Element data from apps and pages:
★ ★ ★
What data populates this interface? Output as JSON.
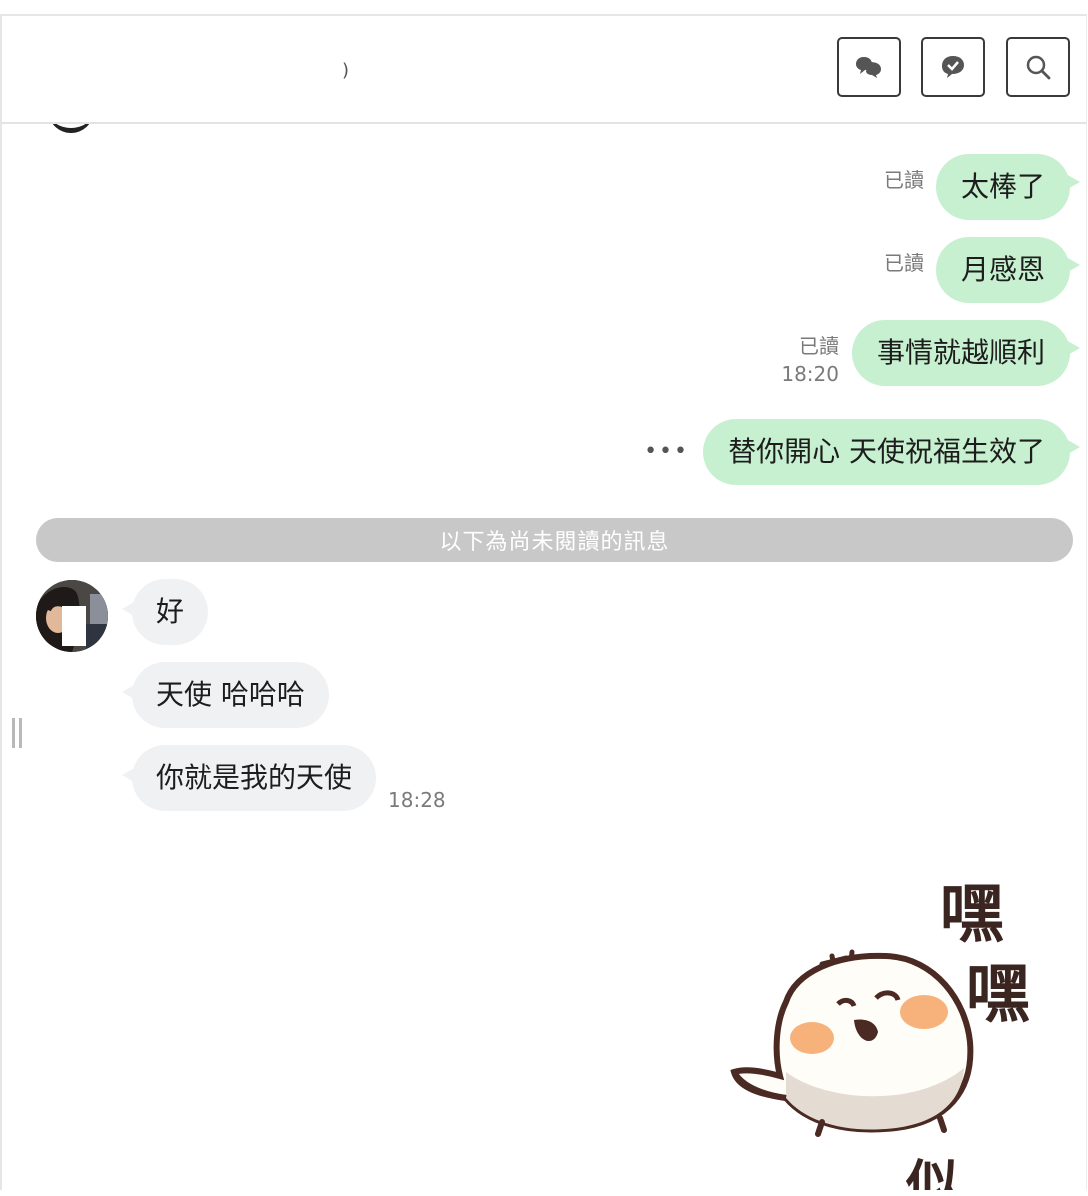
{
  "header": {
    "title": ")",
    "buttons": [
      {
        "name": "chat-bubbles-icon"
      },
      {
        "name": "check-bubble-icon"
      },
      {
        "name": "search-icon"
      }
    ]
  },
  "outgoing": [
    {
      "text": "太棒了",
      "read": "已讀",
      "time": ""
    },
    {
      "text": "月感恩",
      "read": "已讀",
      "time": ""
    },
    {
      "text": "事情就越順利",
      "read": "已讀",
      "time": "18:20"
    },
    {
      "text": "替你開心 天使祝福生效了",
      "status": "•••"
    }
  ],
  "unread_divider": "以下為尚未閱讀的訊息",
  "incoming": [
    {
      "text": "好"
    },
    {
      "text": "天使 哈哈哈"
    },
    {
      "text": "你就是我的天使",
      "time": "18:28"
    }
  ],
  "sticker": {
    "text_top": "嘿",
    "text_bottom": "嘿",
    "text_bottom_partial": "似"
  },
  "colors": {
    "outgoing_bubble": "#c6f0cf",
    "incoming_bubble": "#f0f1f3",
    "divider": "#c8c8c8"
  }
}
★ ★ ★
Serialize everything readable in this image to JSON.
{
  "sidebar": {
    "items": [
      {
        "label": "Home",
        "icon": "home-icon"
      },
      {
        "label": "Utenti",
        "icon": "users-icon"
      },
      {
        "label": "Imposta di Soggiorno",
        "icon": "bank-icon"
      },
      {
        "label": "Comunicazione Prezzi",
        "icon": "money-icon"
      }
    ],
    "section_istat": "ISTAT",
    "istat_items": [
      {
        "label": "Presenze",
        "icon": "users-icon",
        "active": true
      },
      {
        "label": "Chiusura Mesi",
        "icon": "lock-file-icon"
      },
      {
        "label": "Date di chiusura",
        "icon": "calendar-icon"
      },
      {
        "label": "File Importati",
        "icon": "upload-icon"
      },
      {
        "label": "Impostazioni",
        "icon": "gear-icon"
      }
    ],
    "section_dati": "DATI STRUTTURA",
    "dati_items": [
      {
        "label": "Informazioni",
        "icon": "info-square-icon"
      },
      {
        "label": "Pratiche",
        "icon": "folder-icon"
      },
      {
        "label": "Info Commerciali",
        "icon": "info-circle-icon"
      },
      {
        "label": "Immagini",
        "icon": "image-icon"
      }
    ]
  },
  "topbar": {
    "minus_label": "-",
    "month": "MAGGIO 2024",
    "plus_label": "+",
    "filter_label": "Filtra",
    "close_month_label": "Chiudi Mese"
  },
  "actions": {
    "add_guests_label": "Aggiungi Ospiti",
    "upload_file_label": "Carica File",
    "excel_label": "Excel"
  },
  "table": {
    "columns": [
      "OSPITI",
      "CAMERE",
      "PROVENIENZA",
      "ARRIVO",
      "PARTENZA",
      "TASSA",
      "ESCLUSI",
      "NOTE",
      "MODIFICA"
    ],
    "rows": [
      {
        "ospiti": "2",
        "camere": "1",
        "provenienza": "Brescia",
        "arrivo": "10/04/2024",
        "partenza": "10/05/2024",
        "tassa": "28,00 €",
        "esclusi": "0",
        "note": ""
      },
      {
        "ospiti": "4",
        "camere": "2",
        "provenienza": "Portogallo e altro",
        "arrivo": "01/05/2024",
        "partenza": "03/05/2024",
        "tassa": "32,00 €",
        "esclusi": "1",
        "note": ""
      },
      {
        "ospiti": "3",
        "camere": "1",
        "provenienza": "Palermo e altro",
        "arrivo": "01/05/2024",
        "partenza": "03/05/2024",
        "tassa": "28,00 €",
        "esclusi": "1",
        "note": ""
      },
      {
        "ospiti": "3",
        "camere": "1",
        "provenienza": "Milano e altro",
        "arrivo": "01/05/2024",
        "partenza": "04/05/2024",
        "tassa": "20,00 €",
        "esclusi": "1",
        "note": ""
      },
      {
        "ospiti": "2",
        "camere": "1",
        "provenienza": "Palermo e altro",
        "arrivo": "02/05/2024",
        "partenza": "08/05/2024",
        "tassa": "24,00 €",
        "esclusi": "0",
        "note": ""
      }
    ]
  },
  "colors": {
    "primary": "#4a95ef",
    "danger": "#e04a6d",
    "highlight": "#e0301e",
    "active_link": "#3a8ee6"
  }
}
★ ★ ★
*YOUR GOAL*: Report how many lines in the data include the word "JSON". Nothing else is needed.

*PROBLEM SOLUTION*: 2